Diabetes Type 1 vs Type 2 Understanding the Differences
Diabetes Type 1 vs Type 2: Understanding the Key Differences
Diabetes is a chronic condition that affects the way the body processes blood sugar. There are two main types of diabetes: Diabetes 1 vs 2. While both types of diabetes have similar symptoms, they have distinct causes and require different treatment approaches. In this article, we will explore the key differences between Diabetes 1 vs 2.
Diabetes Type 1 is an autoimmune disorder that occurs when the body's immune system mistakenly attacks and destroys the beta cells in the pancreas that produce insulin. Insulin is a hormone that helps the body's cells use glucose for energy. Without enough insulin, glucose builds up in the blood, leading to high blood sugar levels. Diabetes Type 1 is also known as juvenile diabetes or insulin-dependent diabetes. It is typically diagnosed in children and young adults and is less common than Diabetes Type 2.
Diabetes Type 2, on the other hand, is a metabolic disorder that occurs when the body becomes resistant to insulin or when the pancreas does not produce enough insulin. This leads to high blood sugar levels and is often associated with obesity and a sedentary lifestyle. Diabetes Type 2 is also known as adult-onset diabetes or non-insulin-dependent diabetes. It is the most common form of diabetes and typically develops in adults over the age of 40.
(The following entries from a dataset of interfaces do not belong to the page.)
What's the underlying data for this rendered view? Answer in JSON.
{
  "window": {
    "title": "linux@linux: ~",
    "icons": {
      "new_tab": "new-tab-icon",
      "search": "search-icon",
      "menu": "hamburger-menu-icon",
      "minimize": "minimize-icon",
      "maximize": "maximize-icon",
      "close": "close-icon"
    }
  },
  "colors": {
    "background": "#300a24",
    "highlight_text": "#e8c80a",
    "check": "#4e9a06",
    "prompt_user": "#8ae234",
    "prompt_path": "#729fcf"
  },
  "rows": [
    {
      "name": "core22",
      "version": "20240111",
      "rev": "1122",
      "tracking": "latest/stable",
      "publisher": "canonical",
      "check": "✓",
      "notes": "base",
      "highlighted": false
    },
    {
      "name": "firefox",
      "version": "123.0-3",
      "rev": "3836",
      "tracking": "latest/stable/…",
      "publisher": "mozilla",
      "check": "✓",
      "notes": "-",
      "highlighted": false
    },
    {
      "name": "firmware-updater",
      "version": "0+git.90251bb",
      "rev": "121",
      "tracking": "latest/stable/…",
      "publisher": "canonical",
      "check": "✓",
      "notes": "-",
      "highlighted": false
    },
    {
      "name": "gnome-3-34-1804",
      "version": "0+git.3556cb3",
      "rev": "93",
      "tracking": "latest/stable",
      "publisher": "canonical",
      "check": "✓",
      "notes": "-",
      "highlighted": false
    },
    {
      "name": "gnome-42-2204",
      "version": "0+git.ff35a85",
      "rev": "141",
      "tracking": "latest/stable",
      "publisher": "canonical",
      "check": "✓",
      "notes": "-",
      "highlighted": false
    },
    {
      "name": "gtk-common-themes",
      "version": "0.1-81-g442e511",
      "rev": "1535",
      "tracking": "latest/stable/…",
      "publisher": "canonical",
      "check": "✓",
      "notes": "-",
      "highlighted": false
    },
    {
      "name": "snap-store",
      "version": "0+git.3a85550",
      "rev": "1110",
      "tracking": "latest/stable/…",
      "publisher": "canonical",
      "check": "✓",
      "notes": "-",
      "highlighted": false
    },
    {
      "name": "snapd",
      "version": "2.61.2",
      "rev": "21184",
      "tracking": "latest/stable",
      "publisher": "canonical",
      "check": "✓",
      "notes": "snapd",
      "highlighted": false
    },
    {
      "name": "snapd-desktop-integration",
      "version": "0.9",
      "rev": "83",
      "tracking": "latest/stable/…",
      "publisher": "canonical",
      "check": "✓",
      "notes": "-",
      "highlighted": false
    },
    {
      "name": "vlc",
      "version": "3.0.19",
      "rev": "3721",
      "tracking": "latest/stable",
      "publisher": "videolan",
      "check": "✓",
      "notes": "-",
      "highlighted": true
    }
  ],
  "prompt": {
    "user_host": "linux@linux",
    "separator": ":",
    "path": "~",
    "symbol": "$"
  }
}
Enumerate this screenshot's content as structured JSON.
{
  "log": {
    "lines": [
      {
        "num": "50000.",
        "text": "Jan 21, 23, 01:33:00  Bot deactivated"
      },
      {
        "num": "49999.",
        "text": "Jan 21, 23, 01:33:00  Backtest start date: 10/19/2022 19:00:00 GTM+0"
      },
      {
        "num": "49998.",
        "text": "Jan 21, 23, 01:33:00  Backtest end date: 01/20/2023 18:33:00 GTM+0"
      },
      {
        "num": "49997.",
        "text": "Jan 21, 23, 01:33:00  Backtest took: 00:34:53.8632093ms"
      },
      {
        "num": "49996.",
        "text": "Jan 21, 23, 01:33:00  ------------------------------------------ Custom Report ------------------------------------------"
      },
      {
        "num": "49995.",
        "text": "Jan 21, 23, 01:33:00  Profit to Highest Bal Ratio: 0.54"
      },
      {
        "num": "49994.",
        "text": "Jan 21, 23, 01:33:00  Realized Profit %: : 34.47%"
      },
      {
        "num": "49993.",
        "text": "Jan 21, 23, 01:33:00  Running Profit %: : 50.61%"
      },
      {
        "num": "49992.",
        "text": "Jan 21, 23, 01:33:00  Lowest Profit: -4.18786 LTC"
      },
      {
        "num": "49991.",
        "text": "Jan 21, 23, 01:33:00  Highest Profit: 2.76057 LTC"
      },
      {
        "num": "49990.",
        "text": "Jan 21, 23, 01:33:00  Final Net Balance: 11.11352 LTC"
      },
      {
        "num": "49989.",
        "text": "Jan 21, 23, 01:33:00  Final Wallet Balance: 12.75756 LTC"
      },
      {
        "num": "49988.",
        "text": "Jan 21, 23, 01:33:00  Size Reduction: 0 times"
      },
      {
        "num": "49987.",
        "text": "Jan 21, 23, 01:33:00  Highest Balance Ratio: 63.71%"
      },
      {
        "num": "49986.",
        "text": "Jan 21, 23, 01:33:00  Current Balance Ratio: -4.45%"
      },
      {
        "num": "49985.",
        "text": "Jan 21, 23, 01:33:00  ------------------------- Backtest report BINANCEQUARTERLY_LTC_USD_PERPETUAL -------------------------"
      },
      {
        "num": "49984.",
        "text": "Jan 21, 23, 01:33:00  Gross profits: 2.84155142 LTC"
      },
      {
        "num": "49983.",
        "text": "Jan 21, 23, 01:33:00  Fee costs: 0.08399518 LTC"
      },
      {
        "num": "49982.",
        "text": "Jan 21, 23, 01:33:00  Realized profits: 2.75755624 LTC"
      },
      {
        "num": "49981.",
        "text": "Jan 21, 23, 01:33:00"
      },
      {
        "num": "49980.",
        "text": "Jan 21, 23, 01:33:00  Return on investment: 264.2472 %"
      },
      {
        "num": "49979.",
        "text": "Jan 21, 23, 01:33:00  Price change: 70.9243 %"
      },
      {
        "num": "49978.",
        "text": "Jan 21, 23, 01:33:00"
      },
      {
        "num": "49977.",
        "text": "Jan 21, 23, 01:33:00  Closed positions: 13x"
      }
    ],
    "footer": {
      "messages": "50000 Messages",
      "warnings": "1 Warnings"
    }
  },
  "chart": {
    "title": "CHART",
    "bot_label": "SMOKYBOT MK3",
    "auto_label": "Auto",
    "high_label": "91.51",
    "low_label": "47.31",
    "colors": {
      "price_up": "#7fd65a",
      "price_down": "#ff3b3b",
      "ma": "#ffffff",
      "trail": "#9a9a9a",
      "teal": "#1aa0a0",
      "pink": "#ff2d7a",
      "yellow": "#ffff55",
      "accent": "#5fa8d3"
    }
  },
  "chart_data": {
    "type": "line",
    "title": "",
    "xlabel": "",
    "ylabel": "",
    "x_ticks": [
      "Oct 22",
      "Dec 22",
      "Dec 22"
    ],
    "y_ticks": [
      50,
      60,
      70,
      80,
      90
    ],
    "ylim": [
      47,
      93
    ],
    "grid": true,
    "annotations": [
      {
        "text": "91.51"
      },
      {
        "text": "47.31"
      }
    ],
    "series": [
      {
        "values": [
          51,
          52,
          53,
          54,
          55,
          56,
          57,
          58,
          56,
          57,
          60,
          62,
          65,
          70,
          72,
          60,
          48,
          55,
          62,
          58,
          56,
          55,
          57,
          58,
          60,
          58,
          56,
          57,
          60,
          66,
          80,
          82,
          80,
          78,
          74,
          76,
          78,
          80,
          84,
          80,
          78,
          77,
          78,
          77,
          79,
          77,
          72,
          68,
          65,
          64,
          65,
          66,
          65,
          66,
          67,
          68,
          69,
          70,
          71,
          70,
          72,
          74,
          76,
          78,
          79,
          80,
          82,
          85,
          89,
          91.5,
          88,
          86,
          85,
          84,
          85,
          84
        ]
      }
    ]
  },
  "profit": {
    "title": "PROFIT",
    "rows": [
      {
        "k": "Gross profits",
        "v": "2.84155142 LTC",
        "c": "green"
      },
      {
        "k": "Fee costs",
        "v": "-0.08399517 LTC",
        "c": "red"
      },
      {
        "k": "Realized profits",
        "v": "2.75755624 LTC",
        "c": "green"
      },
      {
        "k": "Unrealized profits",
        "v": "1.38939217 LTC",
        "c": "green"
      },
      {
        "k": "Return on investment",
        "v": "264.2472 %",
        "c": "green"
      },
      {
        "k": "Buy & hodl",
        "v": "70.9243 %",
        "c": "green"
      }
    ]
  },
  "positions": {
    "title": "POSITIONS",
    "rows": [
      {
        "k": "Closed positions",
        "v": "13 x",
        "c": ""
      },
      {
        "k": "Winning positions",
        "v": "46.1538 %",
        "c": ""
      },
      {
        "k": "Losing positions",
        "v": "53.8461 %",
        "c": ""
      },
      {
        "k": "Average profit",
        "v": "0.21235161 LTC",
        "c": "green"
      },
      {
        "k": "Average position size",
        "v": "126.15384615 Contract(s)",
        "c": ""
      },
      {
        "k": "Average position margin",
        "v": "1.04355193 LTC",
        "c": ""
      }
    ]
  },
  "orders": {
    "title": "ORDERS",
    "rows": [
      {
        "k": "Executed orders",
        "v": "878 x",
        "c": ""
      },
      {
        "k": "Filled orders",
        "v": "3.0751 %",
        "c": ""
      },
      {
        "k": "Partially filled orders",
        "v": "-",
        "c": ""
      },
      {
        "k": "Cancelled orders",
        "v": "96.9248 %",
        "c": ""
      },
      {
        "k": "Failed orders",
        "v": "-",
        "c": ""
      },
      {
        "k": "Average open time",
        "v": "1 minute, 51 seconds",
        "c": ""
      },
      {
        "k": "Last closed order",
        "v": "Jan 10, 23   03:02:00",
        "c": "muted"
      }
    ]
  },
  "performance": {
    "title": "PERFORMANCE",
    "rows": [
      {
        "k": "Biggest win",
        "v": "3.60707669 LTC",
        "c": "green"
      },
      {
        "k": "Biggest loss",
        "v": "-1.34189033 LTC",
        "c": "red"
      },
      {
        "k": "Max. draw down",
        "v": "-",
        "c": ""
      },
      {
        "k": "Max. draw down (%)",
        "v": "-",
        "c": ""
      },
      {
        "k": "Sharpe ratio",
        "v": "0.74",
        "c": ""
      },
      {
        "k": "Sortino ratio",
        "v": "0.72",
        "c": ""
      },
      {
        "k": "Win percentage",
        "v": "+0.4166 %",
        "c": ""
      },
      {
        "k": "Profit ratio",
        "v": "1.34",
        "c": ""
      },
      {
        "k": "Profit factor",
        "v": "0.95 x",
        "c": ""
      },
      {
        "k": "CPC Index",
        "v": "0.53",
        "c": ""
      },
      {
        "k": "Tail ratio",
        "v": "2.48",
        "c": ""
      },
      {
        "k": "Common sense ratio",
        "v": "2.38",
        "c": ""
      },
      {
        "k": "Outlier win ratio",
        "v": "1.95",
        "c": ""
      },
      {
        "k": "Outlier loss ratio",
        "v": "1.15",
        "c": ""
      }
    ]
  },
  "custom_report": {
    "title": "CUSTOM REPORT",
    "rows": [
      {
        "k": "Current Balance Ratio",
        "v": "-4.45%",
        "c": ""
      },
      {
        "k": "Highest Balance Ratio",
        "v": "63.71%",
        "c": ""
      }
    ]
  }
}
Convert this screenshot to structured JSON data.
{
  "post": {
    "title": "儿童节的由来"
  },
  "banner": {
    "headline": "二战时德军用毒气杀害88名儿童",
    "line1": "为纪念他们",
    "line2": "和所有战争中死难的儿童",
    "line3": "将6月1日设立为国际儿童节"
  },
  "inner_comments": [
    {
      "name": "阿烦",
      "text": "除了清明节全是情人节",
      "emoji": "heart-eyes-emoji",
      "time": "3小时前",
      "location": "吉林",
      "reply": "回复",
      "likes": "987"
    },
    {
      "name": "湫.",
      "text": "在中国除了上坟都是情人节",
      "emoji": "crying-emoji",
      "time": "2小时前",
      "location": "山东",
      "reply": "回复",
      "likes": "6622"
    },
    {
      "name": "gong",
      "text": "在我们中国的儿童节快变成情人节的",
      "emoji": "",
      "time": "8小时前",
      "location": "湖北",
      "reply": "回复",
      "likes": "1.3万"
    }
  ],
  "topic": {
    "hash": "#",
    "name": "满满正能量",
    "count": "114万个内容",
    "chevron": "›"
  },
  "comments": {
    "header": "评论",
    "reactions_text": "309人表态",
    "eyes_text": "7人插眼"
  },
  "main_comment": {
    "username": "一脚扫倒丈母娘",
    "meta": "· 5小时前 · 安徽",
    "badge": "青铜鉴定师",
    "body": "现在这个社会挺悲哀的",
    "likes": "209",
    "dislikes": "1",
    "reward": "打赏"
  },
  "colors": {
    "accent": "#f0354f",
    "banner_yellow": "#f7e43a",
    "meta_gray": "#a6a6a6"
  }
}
Symptoms of both Diabetes Type 1 vs Diabetes Type 2 are similar and include increased thirst, frequent urination, fatigue, blurred vision, and slow healing of cuts and bruises. However, Diabetes Type 1 tends to develop rapidly, while the onset of Diabetes Type 2 is often gradual.
The treatment for Diabetes Type 1 involves daily insulin injections or the use of an insulin pump. People with Diabetes Type 1 also need to closely monitor their blood sugar levels and make adjustments to their insulin doses as needed. A healthy diet and regular physical activity are also important for managing Diabetes Type 1.
Diabetes Type 2 is typically treated with a combination of lifestyle changes and medication. A healthy diet and regular physical activity are essential for managing Diabetes Type 2. Medications such as metformin, sulfonylureas, and GLP-1 receptor agonists may also be prescribed to help lower blood sugar levels. In some cases, insulin injections may be required to manage Diabetes Type 2.
Prevention of Diabetes Type 2 can be achieved by maintaining a healthy weight, eating a balanced diet and regular physical activity. There is no known way to prevent Diabetes Type 1.
In conclusion, understanding the key differences between Diabetes 1 vs 2 is crucial for proper diagnosis and treatment. Diabetes Type 1 is an autoimmune disorder, while Diabetes Type 2 is a metabolic disorder. Both types of diabetes have similar symptoms, but they require different treatment approaches. It's important to work with a healthcare professional to develop an individualized treatment plan that works best for you.